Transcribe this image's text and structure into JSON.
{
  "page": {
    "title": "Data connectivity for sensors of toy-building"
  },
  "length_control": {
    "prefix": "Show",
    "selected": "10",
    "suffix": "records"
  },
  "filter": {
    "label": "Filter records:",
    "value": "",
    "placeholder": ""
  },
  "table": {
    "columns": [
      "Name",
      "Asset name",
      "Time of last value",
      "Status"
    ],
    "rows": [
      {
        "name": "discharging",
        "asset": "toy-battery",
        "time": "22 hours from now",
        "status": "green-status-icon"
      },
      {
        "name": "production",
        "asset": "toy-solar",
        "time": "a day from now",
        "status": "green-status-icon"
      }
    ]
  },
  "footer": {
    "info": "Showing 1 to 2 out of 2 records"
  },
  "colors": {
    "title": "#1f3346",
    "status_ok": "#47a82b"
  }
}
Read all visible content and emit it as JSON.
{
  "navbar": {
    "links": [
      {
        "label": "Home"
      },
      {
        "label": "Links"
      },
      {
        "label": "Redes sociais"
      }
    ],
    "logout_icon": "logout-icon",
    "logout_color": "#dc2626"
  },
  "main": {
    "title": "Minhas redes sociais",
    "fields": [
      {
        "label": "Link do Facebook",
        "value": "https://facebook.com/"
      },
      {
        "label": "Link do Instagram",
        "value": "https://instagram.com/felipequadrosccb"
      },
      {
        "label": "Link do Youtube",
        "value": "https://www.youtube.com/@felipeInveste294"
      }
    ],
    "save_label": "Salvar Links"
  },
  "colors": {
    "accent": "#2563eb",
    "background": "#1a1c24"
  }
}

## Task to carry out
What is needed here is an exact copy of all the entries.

## Expected answer
Transcribe this image's text and structure into JSON.
{
  "page": {
    "title": "Data connectivity for sensors of toy-building"
  },
  "length_control": {
    "prefix": "Show",
    "selected": "10",
    "suffix": "records"
  },
  "filter": {
    "label": "Filter records:",
    "value": "",
    "placeholder": ""
  },
  "table": {
    "columns": [
      "Name",
      "Asset name",
      "Time of last value",
      "Status"
    ],
    "rows": [
      {
        "name": "discharging",
        "asset": "toy-battery",
        "time": "22 hours from now",
        "status": "green-status-icon"
      },
      {
        "name": "production",
        "asset": "toy-solar",
        "time": "a day from now",
        "status": "green-status-icon"
      }
    ]
  },
  "footer": {
    "info": "Showing 1 to 2 out of 2 records"
  },
  "colors": {
    "title": "#1f3346",
    "status_ok": "#47a82b"
  }
}
Read all visible content and emit it as JSON.
{
  "navbar": {
    "links": [
      {
        "label": "Home"
      },
      {
        "label": "Links"
      },
      {
        "label": "Redes sociais"
      }
    ],
    "logout_icon": "logout-icon",
    "logout_color": "#dc2626"
  },
  "main": {
    "title": "Minhas redes sociais",
    "fields": [
      {
        "label": "Link do Facebook",
        "value": "https://facebook.com/"
      },
      {
        "label": "Link do Instagram",
        "value": "https://instagram.com/felipequadrosccb"
      },
      {
        "label": "Link do Youtube",
        "value": "https://www.youtube.com/@felipeInveste294"
      }
    ],
    "save_label": "Salvar Links"
  },
  "colors": {
    "accent": "#2563eb",
    "background": "#1a1c24"
  }
}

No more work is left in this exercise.